Excerpts from a dataset:
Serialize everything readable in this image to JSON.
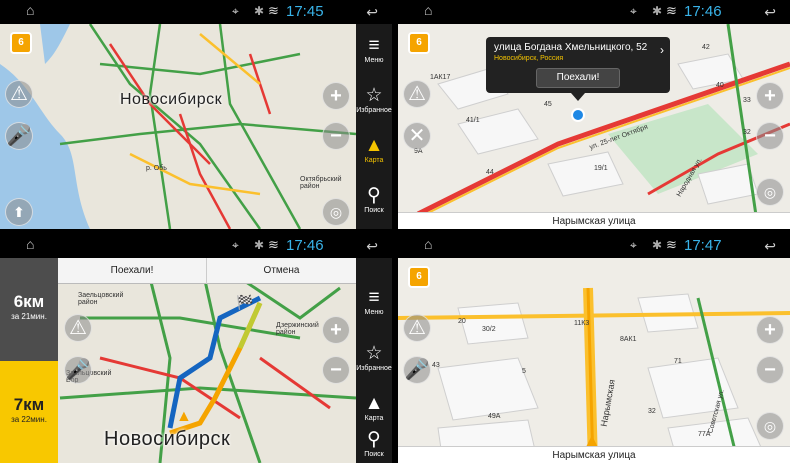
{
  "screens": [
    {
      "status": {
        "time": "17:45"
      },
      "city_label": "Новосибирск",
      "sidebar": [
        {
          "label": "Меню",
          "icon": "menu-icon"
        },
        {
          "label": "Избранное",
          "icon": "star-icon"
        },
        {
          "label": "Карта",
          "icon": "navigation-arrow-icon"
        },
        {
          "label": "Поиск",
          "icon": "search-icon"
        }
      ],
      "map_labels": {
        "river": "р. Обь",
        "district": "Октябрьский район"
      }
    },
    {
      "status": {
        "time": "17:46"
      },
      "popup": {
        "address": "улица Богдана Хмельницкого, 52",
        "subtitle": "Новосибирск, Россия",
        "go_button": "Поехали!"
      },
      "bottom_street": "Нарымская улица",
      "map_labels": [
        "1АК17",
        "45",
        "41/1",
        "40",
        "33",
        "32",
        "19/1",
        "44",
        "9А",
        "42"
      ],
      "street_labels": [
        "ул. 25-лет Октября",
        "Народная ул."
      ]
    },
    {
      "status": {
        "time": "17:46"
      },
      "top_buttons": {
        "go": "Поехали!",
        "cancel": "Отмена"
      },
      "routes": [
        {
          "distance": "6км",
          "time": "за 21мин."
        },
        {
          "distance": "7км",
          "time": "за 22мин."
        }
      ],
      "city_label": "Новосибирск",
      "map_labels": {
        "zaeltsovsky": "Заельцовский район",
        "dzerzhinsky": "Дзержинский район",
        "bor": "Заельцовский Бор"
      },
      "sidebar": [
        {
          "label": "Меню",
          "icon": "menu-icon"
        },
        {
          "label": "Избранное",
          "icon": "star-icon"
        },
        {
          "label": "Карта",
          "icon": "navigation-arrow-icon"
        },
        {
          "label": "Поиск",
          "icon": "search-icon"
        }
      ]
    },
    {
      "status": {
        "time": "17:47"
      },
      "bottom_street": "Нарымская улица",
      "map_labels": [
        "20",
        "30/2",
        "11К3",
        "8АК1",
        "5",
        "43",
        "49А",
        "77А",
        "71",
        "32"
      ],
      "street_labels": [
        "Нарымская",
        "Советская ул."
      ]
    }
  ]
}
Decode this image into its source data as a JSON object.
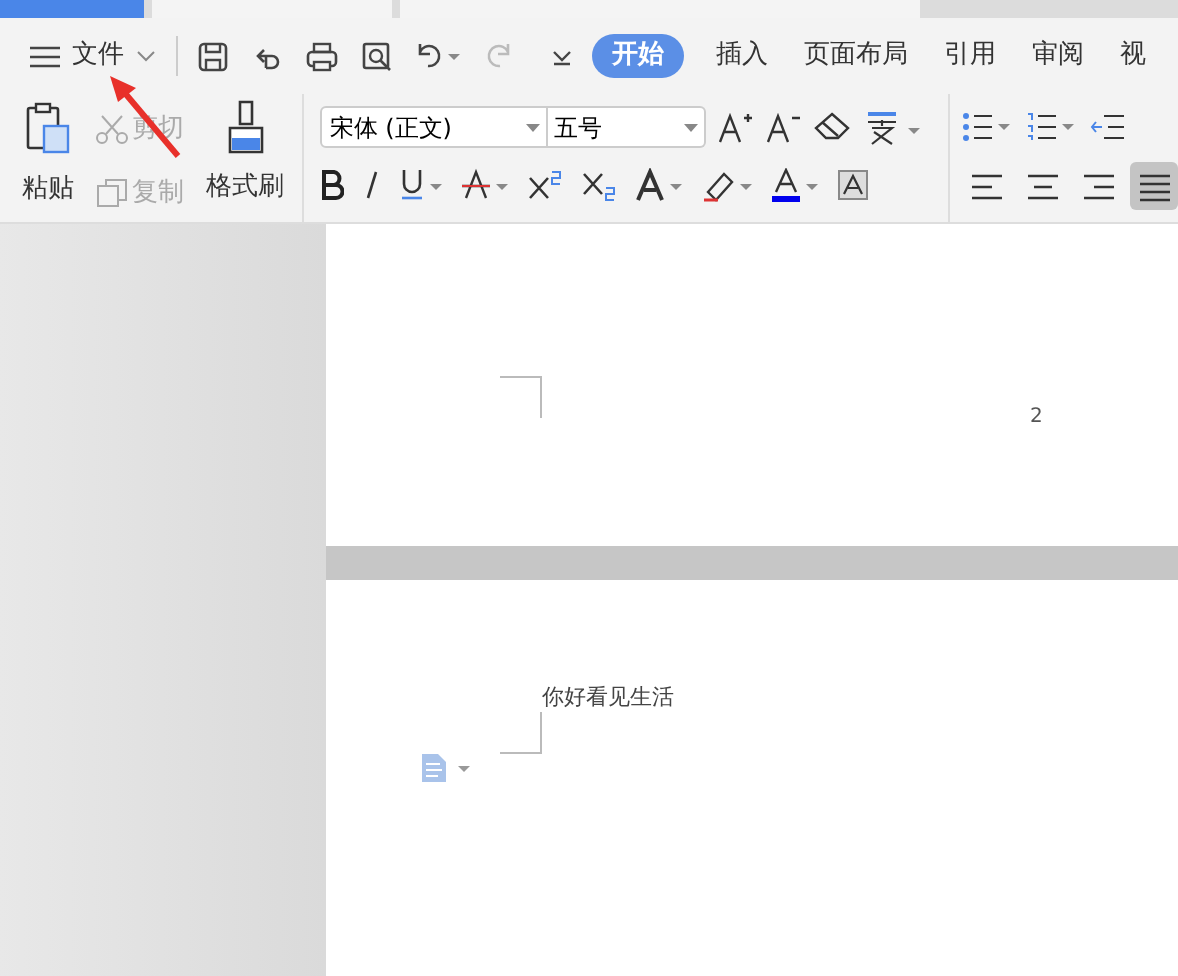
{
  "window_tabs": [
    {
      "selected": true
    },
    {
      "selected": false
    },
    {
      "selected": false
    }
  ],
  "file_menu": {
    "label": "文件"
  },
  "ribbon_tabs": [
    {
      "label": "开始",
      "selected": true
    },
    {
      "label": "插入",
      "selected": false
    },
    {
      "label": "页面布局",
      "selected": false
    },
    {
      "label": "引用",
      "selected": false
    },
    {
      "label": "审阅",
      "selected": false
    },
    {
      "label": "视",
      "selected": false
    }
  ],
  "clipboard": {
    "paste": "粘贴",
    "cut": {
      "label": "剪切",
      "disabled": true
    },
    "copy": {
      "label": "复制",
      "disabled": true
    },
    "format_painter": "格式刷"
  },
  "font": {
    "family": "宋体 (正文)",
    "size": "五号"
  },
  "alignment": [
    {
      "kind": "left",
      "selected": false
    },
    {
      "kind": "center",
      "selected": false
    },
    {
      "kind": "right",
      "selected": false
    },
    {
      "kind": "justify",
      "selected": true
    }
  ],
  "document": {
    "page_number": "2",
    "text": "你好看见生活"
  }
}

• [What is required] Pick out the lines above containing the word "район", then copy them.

• [Written reply]
        "district": "Октябрьский район"
        "zaeltsovsky": "Заельцовский район",
        "dzerzhinsky": "Дзержинский район",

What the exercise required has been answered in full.